3 cups beef broth*
3 cups chicken broth
1 Tbs. white wine
Peel onions, cut in half and thinly slice into semi-circles. Sauté onions and garlic in butter over medium-low heat. The onions need to cook slowly, as they turn brownish their sugars will naturally be released and add a vast amount of flavor. Add remaining ingredients and bring to a slow boil.
Ladle carefully into oven safe crocks. Top with croutons, Swiss cheese and parmesan cheese. Bake in 350F/177C degree oven for 10 minutes. Nice served with toasted French bread.
Makes about 8 serving depending on the capacity of the crocks.
*Vegetarian substitute: 6 cups vegetable broth
*You can also use all beef broth, substitute port wine
Our Recipe Box
15 November 2009, by gj

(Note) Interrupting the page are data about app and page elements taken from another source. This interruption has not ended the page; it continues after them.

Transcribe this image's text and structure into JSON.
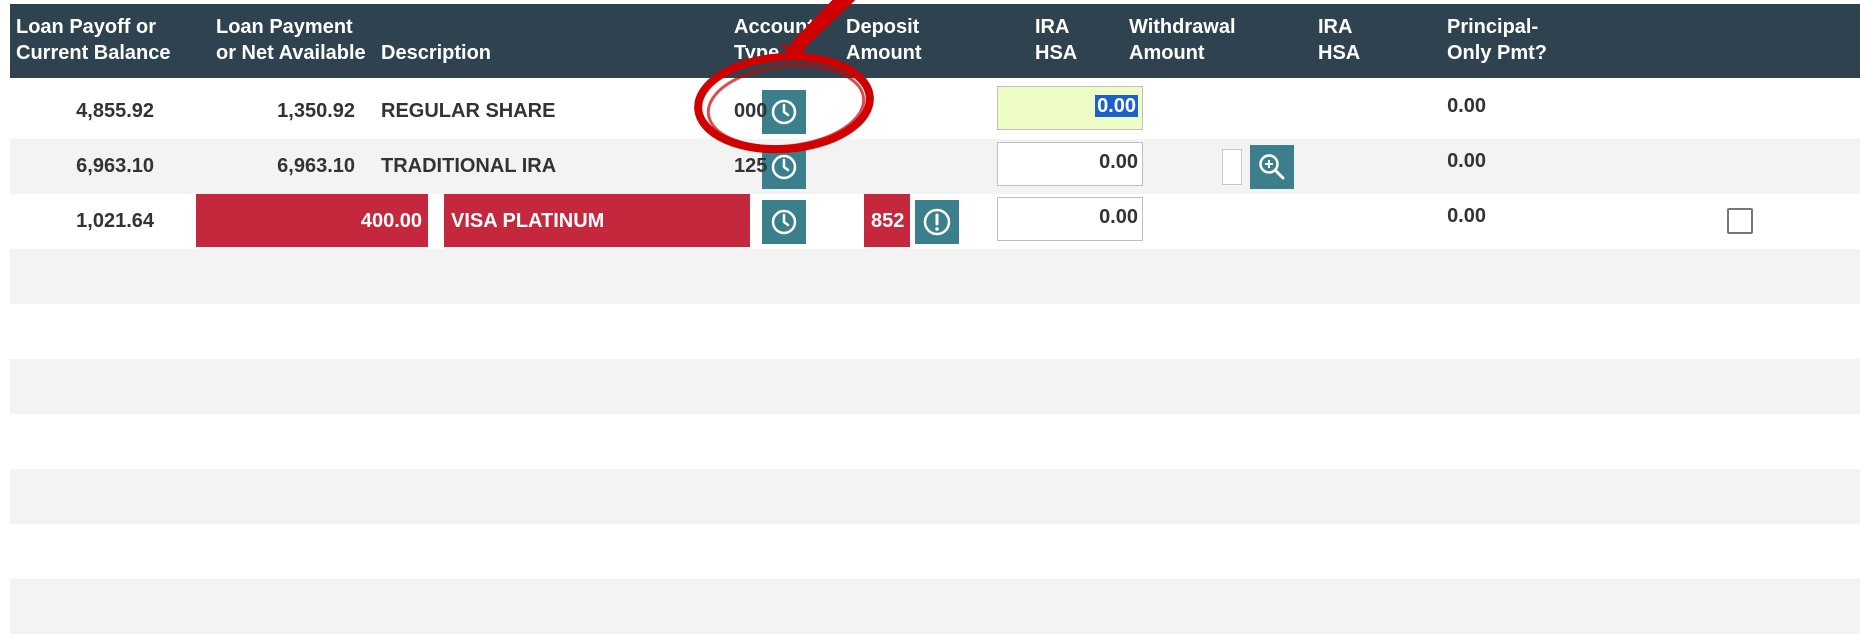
{
  "headers": {
    "balance": [
      "Loan Payoff or",
      "Current Balance"
    ],
    "payment": [
      "Loan Payment",
      "or Net Available"
    ],
    "description": "Description",
    "account_type": [
      "Account",
      "Type"
    ],
    "deposit": [
      "Deposit",
      "Amount"
    ],
    "ira_hsa_deposit": [
      "IRA",
      "HSA"
    ],
    "withdrawal": [
      "Withdrawal",
      "Amount"
    ],
    "ira_hsa_withdrawal": [
      "IRA",
      "HSA"
    ],
    "principal_only": [
      "Principal-",
      "Only Pmt?"
    ]
  },
  "rows": [
    {
      "balance": "4,855.92",
      "payment": "1,350.92",
      "description": "REGULAR SHARE",
      "account_type": "000",
      "deposit": "0.00",
      "withdrawal": "0.00"
    },
    {
      "balance": "6,963.10",
      "payment": "6,963.10",
      "description": "TRADITIONAL IRA",
      "account_type": "125",
      "deposit": "0.00",
      "withdrawal": "0.00"
    },
    {
      "balance": "1,021.64",
      "payment": "400.00",
      "description": "VISA PLATINUM",
      "account_type": "852",
      "deposit": "0.00",
      "withdrawal": "0.00"
    }
  ],
  "icons": {
    "history": "clock-icon",
    "ira_lookup": "zoom-in-icon",
    "alert": "exclamation-circle-icon"
  },
  "colors": {
    "header_bg": "#2e434f",
    "alert_red": "#c5283c",
    "icon_teal": "#3c7f8c",
    "active_input_bg": "#eefcc5",
    "selection_blue": "#1a62c9",
    "annotation_red": "#d00000"
  }
}
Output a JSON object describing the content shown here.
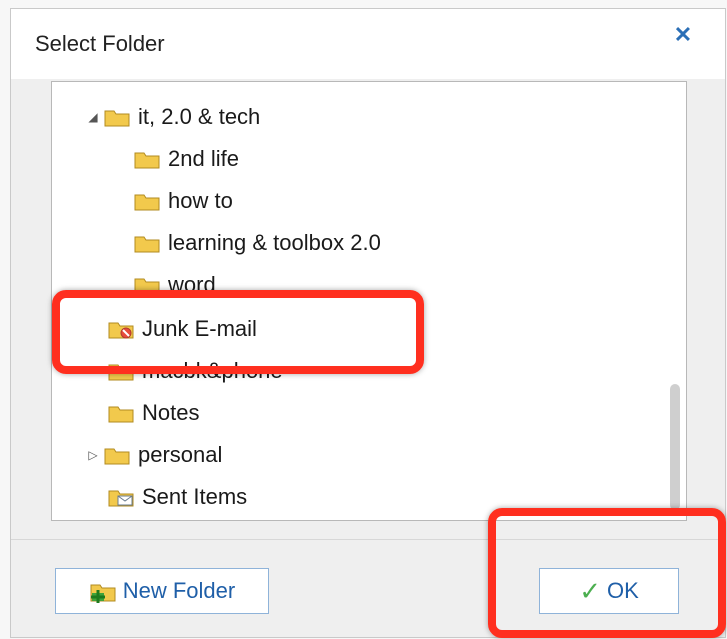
{
  "dialog": {
    "title": "Select Folder",
    "close_icon": "close-icon"
  },
  "tree": {
    "items": [
      {
        "label": "it, 2.0 & tech",
        "expanded": true
      },
      {
        "label": "2nd life"
      },
      {
        "label": "how to"
      },
      {
        "label": "learning & toolbox 2.0"
      },
      {
        "label": "word"
      },
      {
        "label": "Junk E-mail"
      },
      {
        "label": "macbk&phone"
      },
      {
        "label": "Notes"
      },
      {
        "label": "personal",
        "collapsed": true
      },
      {
        "label": "Sent Items"
      }
    ]
  },
  "footer": {
    "new_folder": "New Folder",
    "ok": "OK"
  },
  "colors": {
    "highlight": "#ff2f1f",
    "link_blue": "#1f5fa8",
    "folder_yellow": "#f2c94c"
  }
}
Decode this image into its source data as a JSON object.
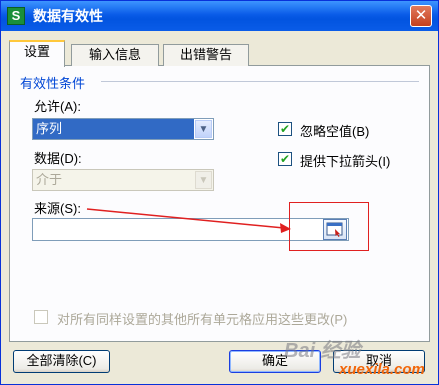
{
  "window": {
    "title": "数据有效性",
    "app_icon": "S",
    "close_glyph": "✕"
  },
  "tabs": [
    {
      "label": "设置",
      "active": true
    },
    {
      "label": "输入信息",
      "active": false
    },
    {
      "label": "出错警告",
      "active": false
    }
  ],
  "section": {
    "title": "有效性条件"
  },
  "allow": {
    "label": "允许(A):",
    "value": "序列",
    "arrow": "▼"
  },
  "data": {
    "label": "数据(D):",
    "value": "介于",
    "arrow": "▼"
  },
  "checks": {
    "ignore_blank": {
      "label": "忽略空值(B)",
      "checked": true,
      "mark": "✔"
    },
    "dropdown": {
      "label": "提供下拉箭头(I)",
      "checked": true,
      "mark": "✔"
    }
  },
  "source": {
    "label": "来源(S):",
    "value": ""
  },
  "apply_all": {
    "label": "对所有同样设置的其他所有单元格应用这些更改(P)",
    "checked": false
  },
  "buttons": {
    "clear_all": "全部清除(C)",
    "ok": "确定",
    "cancel": "取消"
  },
  "watermark": {
    "line1": "Bai 经验",
    "line2": "xuexila.com"
  },
  "colors": {
    "accent": "#316ac5",
    "title_bar": "#0a5ce8",
    "annotation": "#e02020",
    "section_title": "#0046d5"
  }
}
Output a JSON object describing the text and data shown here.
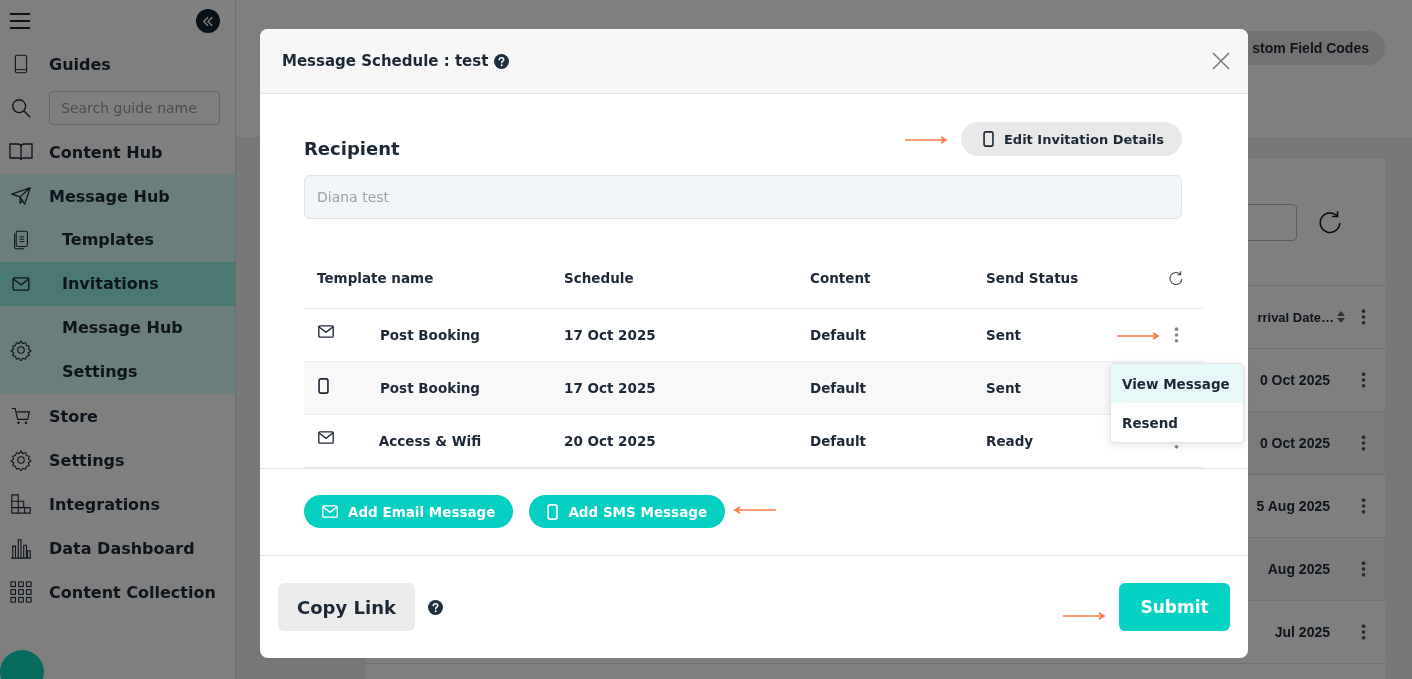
{
  "sidebar": {
    "items": [
      {
        "kind": "link",
        "label": "Guides"
      },
      {
        "kind": "search",
        "placeholder": "Search guide name"
      },
      {
        "kind": "link",
        "label": "Content Hub"
      },
      {
        "kind": "link",
        "label": "Message Hub",
        "expanded": true,
        "children": [
          {
            "lines": [
              "Templates"
            ],
            "selected": false
          },
          {
            "lines": [
              "Invitations"
            ],
            "selected": true
          },
          {
            "lines": [
              "Message Hub",
              "Settings"
            ],
            "selected": false
          }
        ]
      },
      {
        "kind": "link",
        "label": "Store"
      },
      {
        "kind": "link",
        "label": "Settings"
      },
      {
        "kind": "link",
        "label": "Integrations"
      },
      {
        "kind": "link",
        "label": "Data Dashboard"
      },
      {
        "kind": "link",
        "label": "Content Collection"
      }
    ]
  },
  "background": {
    "header_button": "stom Field Codes",
    "table": {
      "column": "rrival Date…",
      "rows": [
        "0 Oct 2025",
        "0 Oct 2025",
        "5 Aug 2025",
        "Aug 2025",
        "Jul 2025"
      ]
    }
  },
  "modal": {
    "title": "Message Schedule : test",
    "recipient": {
      "label": "Recipient",
      "value": "Diana test",
      "disabled": true,
      "edit_button": "Edit Invitation Details"
    },
    "table": {
      "columns": [
        "Template name",
        "Schedule",
        "Content",
        "Send Status"
      ],
      "rows": [
        {
          "kind": "email",
          "name": "Post Booking",
          "schedule": "17 Oct 2025",
          "content": "Default",
          "status": "Sent"
        },
        {
          "kind": "sms",
          "name": "Post Booking",
          "schedule": "17 Oct 2025",
          "content": "Default",
          "status": "Sent"
        },
        {
          "kind": "email",
          "name": "Access & Wifi",
          "schedule": "20 Oct 2025",
          "content": "Default",
          "status": "Ready"
        }
      ]
    },
    "row_menu": {
      "items": [
        {
          "label": "View Message",
          "highlighted": true
        },
        {
          "label": "Resend",
          "highlighted": false
        }
      ]
    },
    "add_buttons": [
      {
        "kind": "email",
        "label": "Add Email Message"
      },
      {
        "kind": "sms",
        "label": "Add SMS Message"
      }
    ],
    "copy_link": "Copy Link",
    "submit": "Submit"
  }
}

A WWII Vet I know grows great vegetables. Really really great vegetables. His wife told me their secret: in the fall he digs holes around the vegetable bed. Then, instead of using a fancy-schmancy composter, they simply put their kitchen scraps etc. into the holes. Until the ground freezes they cover them up with dirt. Come Spring they lightly till in the compost.
Now I know this goes against the recommended method of composting: layering the right balance of brown and green materials and turning regularly to aid the breakdown. I’m not saying I’m not going to continue to do this method over the winter.
But for today, I’m also digging holes.